Video games tend to have a bad rap for making the players stupider, but researchers are starting to think that video games can serve as a form of "brain training." Studied have implied that playing video games might have a role in "beefing up" the player's decision-making skills and self control. With that knowledge in mind, these video games might also double as a mental gym!
A 2009 study conducted by the University of Rochester found that first-person shooting games, like Call of Duty, can actually boost the player's "contrast sensitivity function" (the ability to detect minor changes in how bright an image is for those who don't speak science). Who knew that a game built around shooting people could help you be better at driving at night?
Much like an actual sport, sports video games can help improve your hand-eye coordination. Even though you're not learning the physical skills of a sport, you're still learning strategy and decision making that would come from real life athletic scenarios. Score!
Super Mario 64 can bulk up your brain. A study found that playing the game can actually increase brain size, which, as study leader Simon Kühn states, "proves that specific brain regions can be trained by means of video games." So while you're trying to rescue Princess Peach, you're also getting swole - brain swole.
Who knew that urban planning could be so fun? Sim City is, as the title suggests, a simulation game where the player builds a city. Zoning, maintenance of public services and dealing with the inevitable natural disaster (tornadoes, anyone?) make this game a teaching tool in how to manage the finite resources of a city and how each decision has consequences — but in a fun way.

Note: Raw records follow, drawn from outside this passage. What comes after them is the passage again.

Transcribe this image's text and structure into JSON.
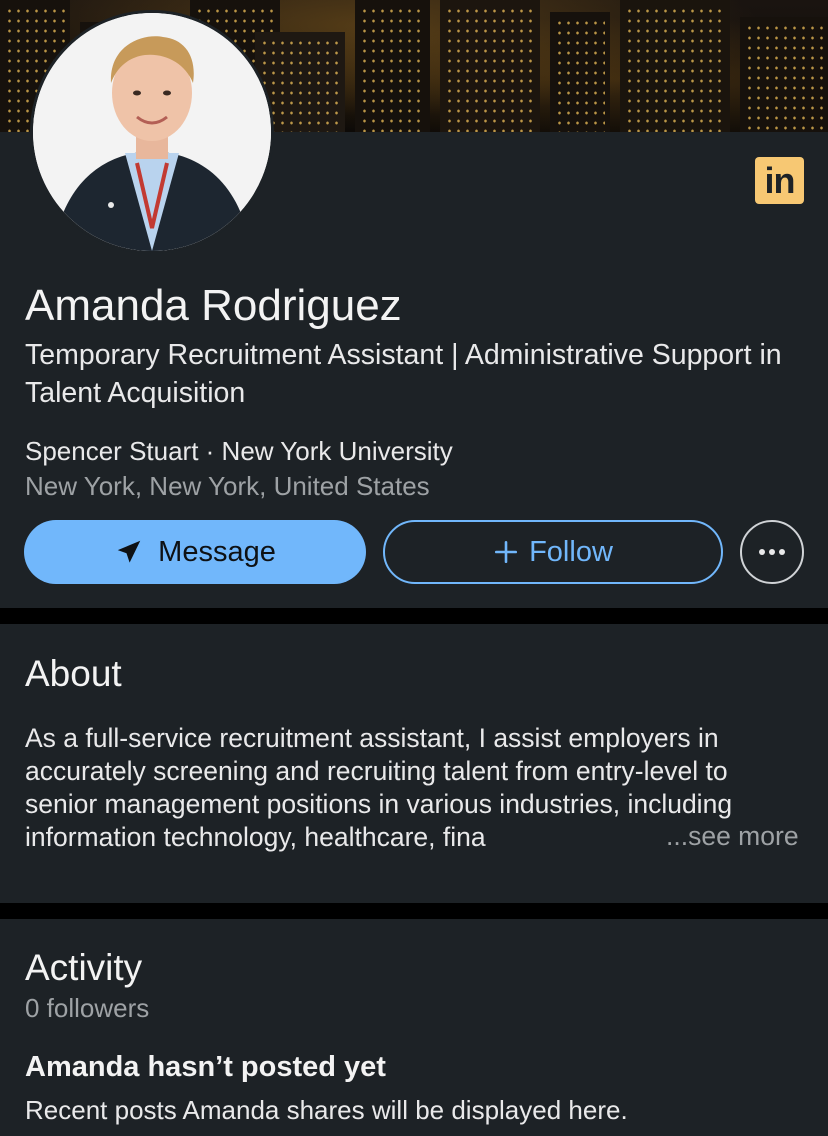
{
  "profile": {
    "name": "Amanda Rodriguez",
    "headline": "Temporary Recruitment Assistant | Administrative Support in Talent Acquisition",
    "orgs": "Spencer Stuart · New York University",
    "location": "New York, New York, United States",
    "badge_text": "in",
    "avatar_icon": "profile-photo"
  },
  "actions": {
    "message_label": "Message",
    "message_icon": "send-icon",
    "follow_label": "Follow",
    "follow_icon": "plus-icon",
    "more_icon": "more-horizontal-icon"
  },
  "about": {
    "title": "About",
    "text": "As a full-service recruitment assistant, I assist employers in accurately screening and recruiting talent from entry-level to senior management positions in various industries, including information technology, healthcare, fina",
    "see_more": "...see more"
  },
  "activity": {
    "title": "Activity",
    "followers": "0 followers",
    "empty_title": "Amanda hasn’t posted yet",
    "empty_text": "Recent posts Amanda shares will be displayed here."
  },
  "colors": {
    "background": "#000000",
    "card": "#1d2226",
    "accent": "#71b7fb",
    "linkedin_badge": "#f7c873",
    "muted_text": "#9ea2a5"
  }
}
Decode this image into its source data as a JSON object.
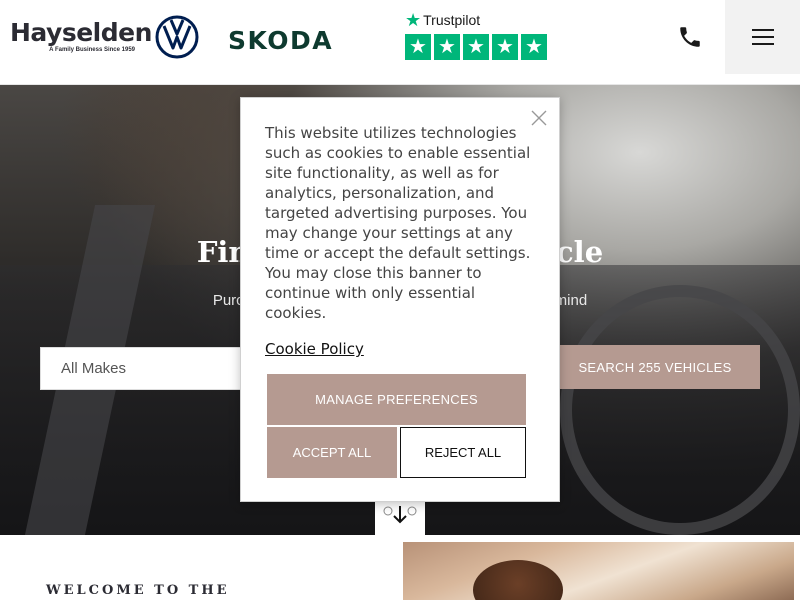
{
  "header": {
    "logo": {
      "name": "Hayselden",
      "tagline": "A Family Business Since 1959"
    },
    "brand_vw": "vw-logo",
    "brand_skoda": "SKODA",
    "trustpilot": {
      "label": "Trustpilot",
      "stars": 5
    },
    "phone_icon": "phone-icon",
    "menu_icon": "hamburger-menu-icon"
  },
  "hero": {
    "title": "Find your perfect vehicle",
    "subtitle": "Purchase your next vehicle with complete peace of mind",
    "search_select": "All Makes",
    "search_button": "SEARCH 255 VEHICLES",
    "scroll_icon": "arrow-down-icon"
  },
  "welcome": {
    "heading": "WELCOME TO THE"
  },
  "cookie_modal": {
    "text": "This website utilizes technologies such as cookies to enable essential site functionality, as well as for analytics, personalization, and targeted advertising purposes. You may change your settings at any time or accept the default settings. You may close this banner to continue with only essential cookies.",
    "policy_link": "Cookie Policy",
    "manage_label": "MANAGE PREFERENCES",
    "accept_label": "ACCEPT ALL",
    "reject_label": "REJECT ALL"
  },
  "colors": {
    "accent": "#b59a91",
    "trustpilot_green": "#00b67a",
    "skoda_green": "#0e3a2f"
  }
}
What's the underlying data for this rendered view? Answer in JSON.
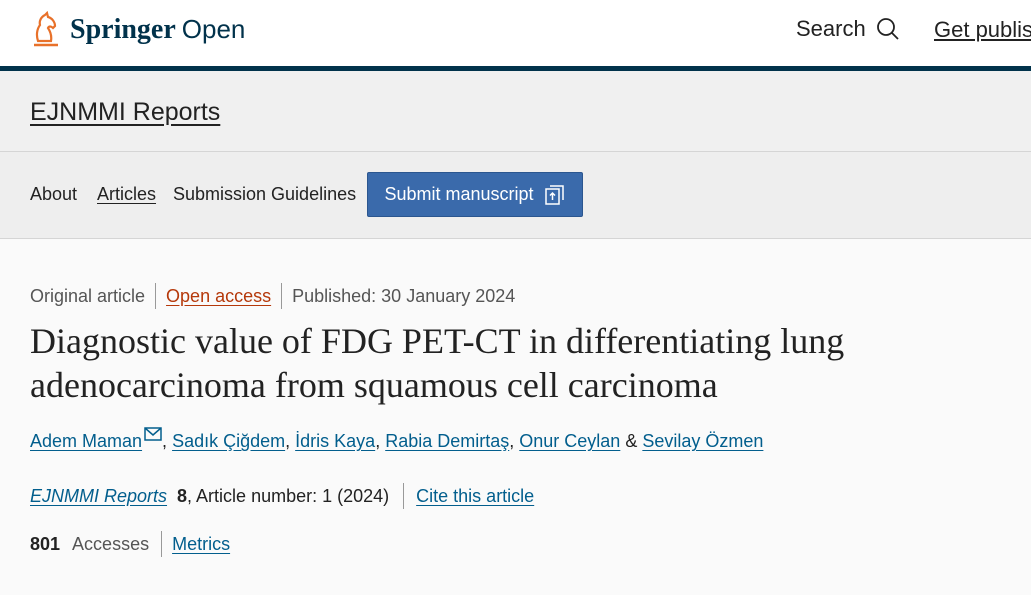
{
  "header": {
    "brand": "Springer",
    "brand_suffix": "Open",
    "search_label": "Search",
    "get_published_label": "Get published"
  },
  "journal": {
    "title": "EJNMMI Reports"
  },
  "nav": {
    "about": "About",
    "articles": "Articles",
    "guidelines": "Submission Guidelines",
    "submit": "Submit manuscript"
  },
  "article": {
    "type": "Original article",
    "access": "Open access",
    "published": "Published: 30 January 2024",
    "title": "Diagnostic value of FDG PET-CT in differentiating lung adenocarcinoma from squamous cell carcinoma",
    "authors": [
      "Adem Maman",
      "Sadık Çiğdem",
      "İdris Kaya",
      "Rabia Demirtaş",
      "Onur Ceylan",
      "Sevilay Özmen"
    ],
    "author_sep": ", ",
    "author_and": " & ",
    "journal_name": "EJNMMI Reports",
    "volume": "8",
    "article_number": ", Article number: 1 (2024)",
    "cite_label": "Cite this article",
    "accesses_count": "801",
    "accesses_label": "Accesses",
    "metrics_label": "Metrics"
  },
  "icons": {
    "logo": "springer-horse-icon",
    "search": "search-icon",
    "submit": "external-link-icon",
    "mail": "mail-icon"
  },
  "colors": {
    "brand": "#01324b",
    "link": "#025e8d",
    "submit_button": "#3a6aab",
    "open_access": "#b5380a"
  }
}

Minecraft has been used as an education tool across the world. Kids are learning everything from city planning to science to new languages via the video game. Per Eric Klopfer, a professor and the director of the Massachusetts Institute of Technology’s Scheller Teacher Education Program, “Minecraft extends kids’ spatial reasoning skills, construction skills and understanding of planning. In many ways, it’s like a digital version of Lego.” It's fun and functional!
A study in which participants were asked to play the strategy game Starcraft concluded that the game in which humans are pitted against aliens can help improve your thinking. "Real-time strategy gaming selectively promotes cognitive flexibility, particularly under conditions in which players must rapidly switch between contexts while maintaining memory for both contexts,"said the study. Now what could be more human than that?
This first person shooter game puts the player in the middle of the action while increasing hand-eye coordination. As the player leads a squad of soldiers across a battlefield, the player is asked to make decisions in a (simulated) stressful situation and utilize memory.
In this strategy game, the player has to rely on critical thinking skills to become the Ruler of the World, which may or may not be required to become the Ruler of the World in real life. By advancing civilization from its historical, humble beginnings all the way up through the space age, the player has to make decisions and figure out logistics.
This physics-based puzzle game fared best in a study of whether puzzle games improve executive brain power conducted at the Nanyang Technical University. According to study co-author Dr. Michael Dr. Patterson, "This finding is important because previously, no video games have demonstrated this type of broad improvement to executive functions, which are important for general intelligence, dealing with new situations and managing multitasking." And as a bonus, this puzzle game is playable on most phones so you can get smarter on the go!
No pilot's licence, no problem. The classic Microsoft Flight Simulator gives the player the experience of flying a plane without leaving the ground. The player learns the basics of flying, including navigation and manipulation of airplane instrumentation. Not included in the game: a simulation of joining the Mile High Club.
The puzzle gamePortal stretches the brain as the player must escape from an evil lab using only a portal gun. Because the game relies on the player to figure out solutions, the game serves to improve the player's critical thinking skills — specifically with regards to thinking logically and creatively. Double duty! Portal has even started to enter the classroom as a way for students to learn subject like math, physics and how awesome their teacher is!
Because the graphics in this sports game are so life-like, it simulates the NBA experience in its ultra-realistic gameplay. The player's thumbs aren't the only thing getting a work out; the brain is forced to flex as the player makes the same decisions one would make on the court.
Since this simulator game puts the player in the shoes of a present day farmer, the player learns real-world skills, like management skills and how to effectively use resources. When taking on the role of farmer, the player has to make decisions regarding growing crops and raising livestock in order to earn money.